5. Learn how artists run spaces in different cultures.
SELECT primarily exhibited emerging artists from different parts of the United States. Stockholm had a more grass-roots, diverse, intellectually stimulating environment with a global socio-political bent. Experimental, experiential projects were the norm there; talks focused on survival strategies, immigration and human rights. I met artists from Spain, Germany, Switzerland, Latvia, Sweden, New Zealand and Serbia. I learned about their cultures, support structures, funding sources, work/life issues and brainstormed ideas for exchange shows. Artists were more interested in creating new opportunities and sharing ideas than selling.

Now that I’ve discussed the opportunities, consider the realities of participating in these fairs.

1. Do your research before signing on.
Talk with other artists who have done similar fairs. Ask a questions and keep an email trail. A contract should spell out what each party is responsible for, including insurance. Room location is important. I signed on to SELECT only after securing a first-floor location close to the main door. Check in often with the organizers leading up to the event.

2. Showing at an art fair takes money, effort and planning.
Don’t do one if you cannot afford it; there is no guarantee you will make it back by selling your work. I asked four artists to join me in Miami. By splitting the costs and responsibilities, we put together a very professional booth and could afford to rent a condo instead of staying at a hotel (book early). Costs came to $2,800 each for the five-day show. Everyone had a day off to see some of the twenty-five-plus other fairs. We compared notes and revised strategies as we went along. The fair was fun with five, and the inevitable mishaps were much easier to handle. Stockholm cost less and had a central organizer but it still took time, work and money—about $1,500 each.

3. Art fairs are exhausting and overwhelming.
Try not to do too much each day, and expect to be tired. Trying to do too much creates burnout. Better to pace yourself when working, as you will talk to a lot of people each day. I focused on a small section of each show I went to so I had time to talk with people. Give yourself time to process your experiences.

4. Nothing is perfect.
The event may not be as promised. SELECT advertised itself as a cutting-edge fair, but I found it fairly conventional. If an organizer has promised something that does not materialize, have your contract or email trail handy and try to problem-solve. Don't lose unnecessary energy over minor disappointments. Look at each day as a learning experience.

5. Attitude matters.
You must immerse yourself in the experience in order to get anything out of it. Be willing to shift your perspective when things don't go right or do not meet your expectations. Unlike a gallery where a dealer sells for you, at an art fair you must engage people directly. It sounds simpler than it is, and it’s much more simple when you are excited about what you are doing—it permeates the situation and attracts people to you and your work.

SELECT and SUPERMARKET were educational experiences. For my outlay of money and energy, I came home with experiences and relationships to build on. Would I do these fairs again? No. (I was invited; without the invite, I would not have gone.) But each one did help me think about my work in slightly new ways and broadened my definitions of success. I did an installation at SELECT, which was a way to test an idea and gave me exposure outside my booth.

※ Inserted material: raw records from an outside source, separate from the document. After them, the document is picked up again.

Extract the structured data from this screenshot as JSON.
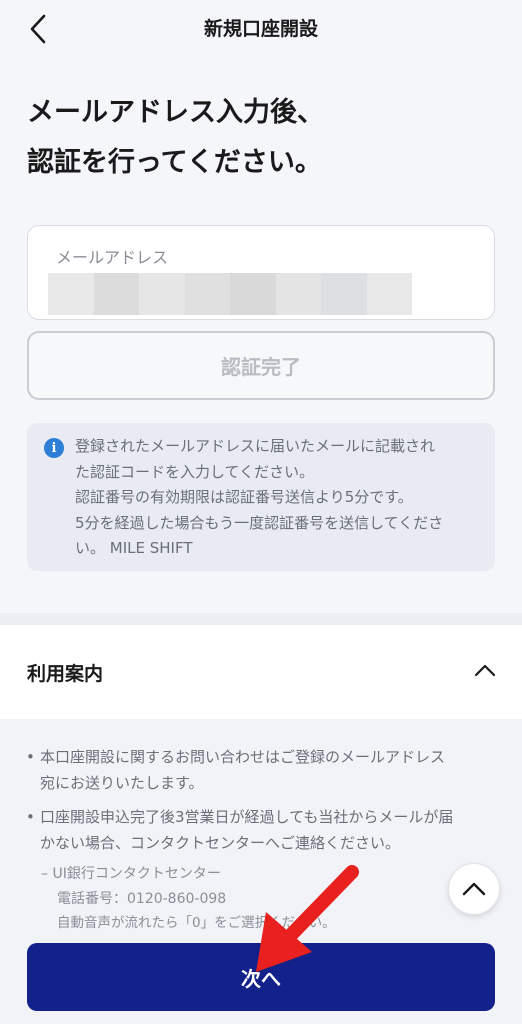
{
  "header": {
    "title": "新規口座開設",
    "back_icon": "chevron-left-icon"
  },
  "headline": {
    "line1": "メールアドレス入力後、",
    "line2": "認証を行ってください。"
  },
  "email_field": {
    "label": "メールアドレス",
    "value_redacted": true
  },
  "verify_button": {
    "label": "認証完了",
    "state": "disabled"
  },
  "info": {
    "icon": "info-icon",
    "lines": [
      "登録されたメールアドレスに届いたメールに記載され",
      "た認証コードを入力してください。",
      "認証番号の有効期限は認証番号送信より5分です。",
      "5分を経過した場合もう一度認証番号を送信してくださ",
      "い。 MILE SHIFT"
    ]
  },
  "guide": {
    "title": "利用案内",
    "toggle_icon": "chevron-up-icon",
    "bullets": [
      {
        "line1": "本口座開設に関するお問い合わせはご登録のメールアドレス",
        "line2": "宛にお送りいたします。"
      },
      {
        "line1": "口座開設申込完了後3営業日が経過しても当社からメールが届",
        "line2": "かない場合、コンタクトセンターへご連絡ください。"
      }
    ],
    "contact": {
      "name": "UI銀行コンタクトセンター",
      "phone": "電話番号：0120-860-098",
      "note": "自動音声が流れたら「0」をご選択ください。"
    }
  },
  "scroll_top_icon": "chevron-up-icon",
  "next_button": {
    "label": "次へ"
  },
  "annotation": {
    "icon": "red-arrow-icon",
    "color": "#e8201e"
  },
  "colors": {
    "primary": "#12228a",
    "info_icon": "#2d7fd6",
    "background": "#f5f6f9"
  }
}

If you are an emerging artist and want to get an understanding of what’s out there from the exhibitor side, an art fair may be beneficial. Be realistic about what to expect. They are doubtful as career launchers, and for the mid-career or established artist, likely not necessary. Some of the benefits may be long term or a longer time in coming. With so many fairs, accept that there is competition for audiences. Just remember one of the core reasons that may explain the popularity of fairs: nothing beats face time for building relationships.

Ginny Sykes works in painting, performance, installation and film. She has completed over 40 public art works. Sykes taught for ten years at the School of the Art Institute of Chicago and is completing her Masters at Loyola University.


Joe Mazza of Brave Lux

Published by CAR_Editor on Fri, 05/10/2013 - 5:00pm
Updated on Wed, 02/10/2016 - 10:59am